It was birdy at Belle Isle on the last Sunday in September but all were hidden in the still thick leaves and, although I had some close chances, no real photos ops.
Above and below: worn common checkered skipper (Pyrgus communis). It's been quite awhile since I've seen one and, as discussed this summer, I am out-of-practice with my skipper identification.
Above: Great blue lobelia (Lobelia siphilitica)* a native perennial of wet woodlands, swamps and floodplains - all three describe the woods of Belle Isle well. Initially I called this bittersweet nightshade (Solanum dulcamara), a non-native perennial*. I may have made this error because of the variability of L. siphilitica, and I did not check enough sources for bittersweet nightshade. Its flower actually bears no resemblance to the flower of great blue lobelia. Look at the name siphilitica. In days of yore when we did not have effective treatments, this name comes from the mistaken belief that the alkaloids in the roots could cure syphilis. Actually the alkaloids in the roots can cause vomiting. Toxicity is also a feature of bittersweet nightshade's alkaloid roots - hence its name. Nevertheless, both are beautiful
Spicebush berries are thick and numerous in may spots now so there is plenty of food for thrushes, waxwings and others. Swainson's thrushes were heard in a couple of spots thick with spicebush berries. At one point a fresh Spicebush swallowtail flew over the path.
I don't know what these berries are. I found them in only one spot and I was tempted to try them. Hanging in clumps they looked like concord grapes.
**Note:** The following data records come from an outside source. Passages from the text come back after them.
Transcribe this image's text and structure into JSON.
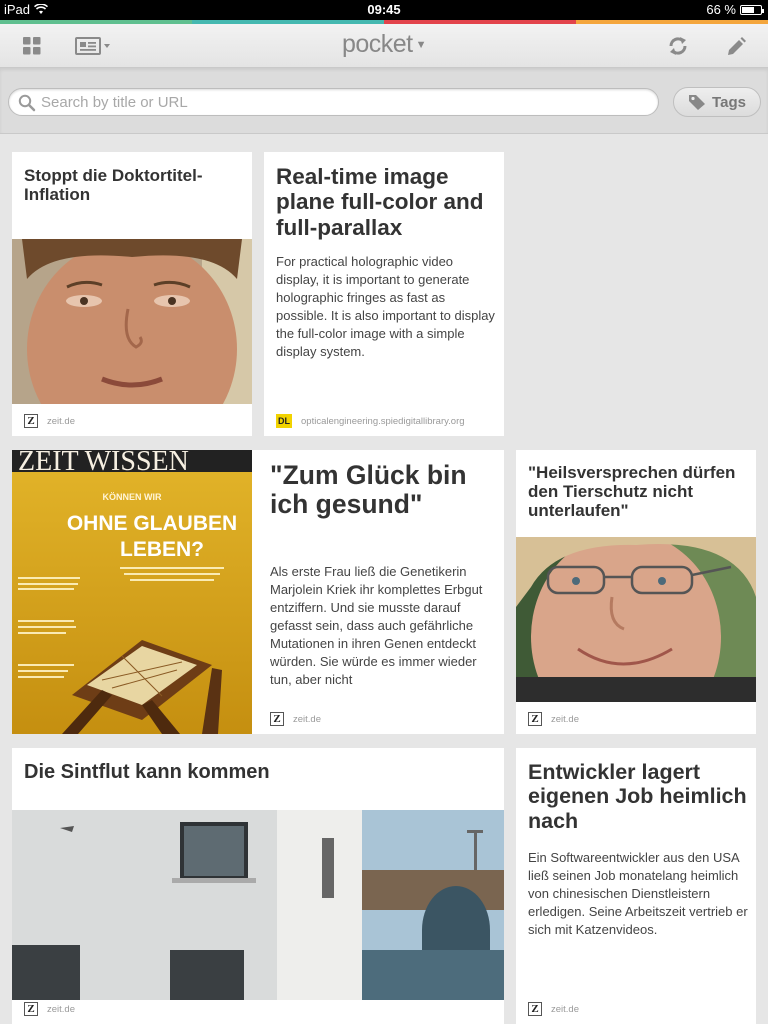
{
  "status_bar": {
    "device": "iPad",
    "time": "09:45",
    "battery": "66 %",
    "battery_level": 0.66
  },
  "color_strip": [
    "#5fbf8f",
    "#45b8b0",
    "#e2434b",
    "#f4a63d"
  ],
  "toolbar": {
    "logo": "pocket",
    "icons": [
      "grid-view-icon",
      "list-view-icon",
      "sync-icon",
      "edit-icon"
    ]
  },
  "search": {
    "placeholder": "Search by title or URL",
    "value": ""
  },
  "tags_button": {
    "label": "Tags"
  },
  "cards": [
    {
      "title": "Stoppt die Doktortitel-Inflation",
      "excerpt": "",
      "source": "zeit.de",
      "image": "portrait-man"
    },
    {
      "title": "Real-time image plane full-color and full-parallax",
      "excerpt": "For practical holographic video display, it is important to generate holographic fringes as fast as possible. It is also important to display the full-color image with a simple display system.",
      "source": "opticalengineering.spiedigitallibrary.org",
      "image": ""
    },
    {
      "title": "\"Zum Glück bin ich gesund\"",
      "excerpt": "Als erste Frau ließ die Genetikerin Marjolein Kriek ihr komplettes Erbgut entziffern. Und sie musste darauf gefasst sein, dass auch gefährliche Mutationen in ihren Genen entdeckt würden. Sie würde es immer wieder tun, aber nicht",
      "source": "zeit.de",
      "image": "magazine-cover"
    },
    {
      "title": "\"Heilsversprechen dürfen den Tierschutz nicht unterlaufen\"",
      "excerpt": "",
      "source": "zeit.de",
      "image": "portrait-woman"
    },
    {
      "title": "Die Sintflut kann kommen",
      "excerpt": "",
      "source": "zeit.de",
      "image": "riverside-houses"
    },
    {
      "title": "Entwickler lagert eigenen Job heimlich nach",
      "excerpt": "Ein Softwareentwickler aus den USA ließ seinen Job monatelang heimlich von chinesischen Dienstleistern erledigen. Seine Arbeitszeit vertrieb er sich mit Katzenvideos.",
      "source": "zeit.de",
      "image": ""
    }
  ],
  "magazine_cover": {
    "masthead": "ZEIT WISSEN",
    "headline_1": "KÖNNEN WIR",
    "headline_2": "OHNE GLAUBEN",
    "headline_3": "LEBEN?"
  }
}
*Wildflowers of Michigan Field Guide by Stan Tekiela, Adventure Publications, pages 23 and 125. (A handy and portable little guide for novices like me.)